Input data:
§

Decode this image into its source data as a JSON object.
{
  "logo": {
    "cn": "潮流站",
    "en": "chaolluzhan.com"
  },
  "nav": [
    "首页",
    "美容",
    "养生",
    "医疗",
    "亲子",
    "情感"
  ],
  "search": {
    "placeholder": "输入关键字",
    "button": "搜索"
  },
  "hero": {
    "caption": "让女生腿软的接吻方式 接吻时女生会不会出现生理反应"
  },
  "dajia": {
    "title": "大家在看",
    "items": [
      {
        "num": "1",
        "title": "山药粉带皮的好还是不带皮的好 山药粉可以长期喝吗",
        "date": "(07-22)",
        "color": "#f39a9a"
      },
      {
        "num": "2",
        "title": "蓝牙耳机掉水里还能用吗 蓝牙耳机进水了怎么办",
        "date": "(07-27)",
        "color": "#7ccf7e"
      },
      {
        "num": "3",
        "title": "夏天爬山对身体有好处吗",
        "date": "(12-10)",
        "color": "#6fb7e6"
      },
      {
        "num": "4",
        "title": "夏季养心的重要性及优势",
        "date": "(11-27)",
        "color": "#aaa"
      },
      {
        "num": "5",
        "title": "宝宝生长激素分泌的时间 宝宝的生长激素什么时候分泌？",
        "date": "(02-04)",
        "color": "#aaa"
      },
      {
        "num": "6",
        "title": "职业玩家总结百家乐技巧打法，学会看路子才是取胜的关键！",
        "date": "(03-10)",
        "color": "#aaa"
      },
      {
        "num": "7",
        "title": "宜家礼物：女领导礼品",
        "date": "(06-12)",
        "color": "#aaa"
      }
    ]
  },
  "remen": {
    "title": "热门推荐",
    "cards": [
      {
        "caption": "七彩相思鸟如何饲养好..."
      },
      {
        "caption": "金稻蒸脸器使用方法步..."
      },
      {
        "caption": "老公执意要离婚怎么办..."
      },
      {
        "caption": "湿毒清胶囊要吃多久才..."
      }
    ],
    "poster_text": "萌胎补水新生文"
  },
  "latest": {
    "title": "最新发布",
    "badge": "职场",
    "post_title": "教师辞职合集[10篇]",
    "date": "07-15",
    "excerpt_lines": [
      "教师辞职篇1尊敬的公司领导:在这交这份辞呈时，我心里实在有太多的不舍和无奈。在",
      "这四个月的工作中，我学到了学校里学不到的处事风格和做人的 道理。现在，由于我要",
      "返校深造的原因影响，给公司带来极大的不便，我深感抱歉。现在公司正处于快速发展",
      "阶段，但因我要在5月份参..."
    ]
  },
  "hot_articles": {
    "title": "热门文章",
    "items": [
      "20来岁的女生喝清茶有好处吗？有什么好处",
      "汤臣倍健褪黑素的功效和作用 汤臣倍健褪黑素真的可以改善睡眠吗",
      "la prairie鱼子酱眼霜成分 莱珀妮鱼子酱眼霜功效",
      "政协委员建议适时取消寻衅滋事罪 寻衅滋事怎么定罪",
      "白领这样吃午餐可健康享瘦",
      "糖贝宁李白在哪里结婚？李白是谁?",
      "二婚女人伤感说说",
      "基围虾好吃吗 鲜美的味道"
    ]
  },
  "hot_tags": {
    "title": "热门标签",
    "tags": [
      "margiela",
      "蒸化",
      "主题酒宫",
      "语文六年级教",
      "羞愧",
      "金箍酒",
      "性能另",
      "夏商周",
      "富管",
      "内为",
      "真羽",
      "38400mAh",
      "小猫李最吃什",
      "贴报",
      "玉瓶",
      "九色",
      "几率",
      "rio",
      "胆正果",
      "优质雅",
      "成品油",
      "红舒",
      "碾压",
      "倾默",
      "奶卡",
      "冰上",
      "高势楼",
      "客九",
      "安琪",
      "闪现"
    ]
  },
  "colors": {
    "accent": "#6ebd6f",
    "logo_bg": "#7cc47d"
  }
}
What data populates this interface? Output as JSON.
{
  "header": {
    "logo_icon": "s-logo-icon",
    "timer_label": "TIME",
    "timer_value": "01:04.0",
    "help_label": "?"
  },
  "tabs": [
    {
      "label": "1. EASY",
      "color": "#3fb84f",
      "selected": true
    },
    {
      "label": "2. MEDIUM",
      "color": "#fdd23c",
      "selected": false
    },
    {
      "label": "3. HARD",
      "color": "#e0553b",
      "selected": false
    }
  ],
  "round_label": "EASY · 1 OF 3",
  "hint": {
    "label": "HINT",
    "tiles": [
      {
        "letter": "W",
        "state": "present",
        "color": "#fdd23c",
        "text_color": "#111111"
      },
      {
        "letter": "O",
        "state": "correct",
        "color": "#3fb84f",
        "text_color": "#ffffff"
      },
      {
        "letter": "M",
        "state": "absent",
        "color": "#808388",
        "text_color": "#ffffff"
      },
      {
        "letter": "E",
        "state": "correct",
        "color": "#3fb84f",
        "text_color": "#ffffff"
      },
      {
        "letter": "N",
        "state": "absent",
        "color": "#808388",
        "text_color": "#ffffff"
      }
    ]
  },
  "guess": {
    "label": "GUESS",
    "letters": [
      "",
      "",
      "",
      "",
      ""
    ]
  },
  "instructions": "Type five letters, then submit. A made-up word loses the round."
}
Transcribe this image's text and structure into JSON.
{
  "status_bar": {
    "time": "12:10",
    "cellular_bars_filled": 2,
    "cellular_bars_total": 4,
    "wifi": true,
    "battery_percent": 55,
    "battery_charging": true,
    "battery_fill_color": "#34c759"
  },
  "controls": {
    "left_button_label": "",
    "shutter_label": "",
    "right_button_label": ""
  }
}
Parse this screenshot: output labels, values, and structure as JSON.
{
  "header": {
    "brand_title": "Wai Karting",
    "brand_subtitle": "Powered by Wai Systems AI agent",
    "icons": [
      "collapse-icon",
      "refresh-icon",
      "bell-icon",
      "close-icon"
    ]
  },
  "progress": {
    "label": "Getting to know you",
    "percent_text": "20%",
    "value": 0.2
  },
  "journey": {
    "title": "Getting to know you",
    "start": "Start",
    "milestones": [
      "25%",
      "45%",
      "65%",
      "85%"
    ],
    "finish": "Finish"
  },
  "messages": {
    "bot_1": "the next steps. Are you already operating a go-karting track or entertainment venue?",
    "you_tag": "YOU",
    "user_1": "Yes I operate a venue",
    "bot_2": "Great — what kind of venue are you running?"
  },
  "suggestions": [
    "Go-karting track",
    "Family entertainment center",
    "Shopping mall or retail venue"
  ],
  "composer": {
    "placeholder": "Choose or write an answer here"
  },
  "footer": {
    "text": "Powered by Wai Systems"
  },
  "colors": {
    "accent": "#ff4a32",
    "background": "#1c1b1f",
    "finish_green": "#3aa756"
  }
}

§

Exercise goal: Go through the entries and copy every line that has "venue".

Answer to this problem:
    "bot_1": "the next steps. Are you already operating a go-karting track or entertainment venue?",
    "user_1": "Yes I operate a venue",
    "bot_2": "Great — what kind of venue are you running?"
    "Shopping mall or retail venue"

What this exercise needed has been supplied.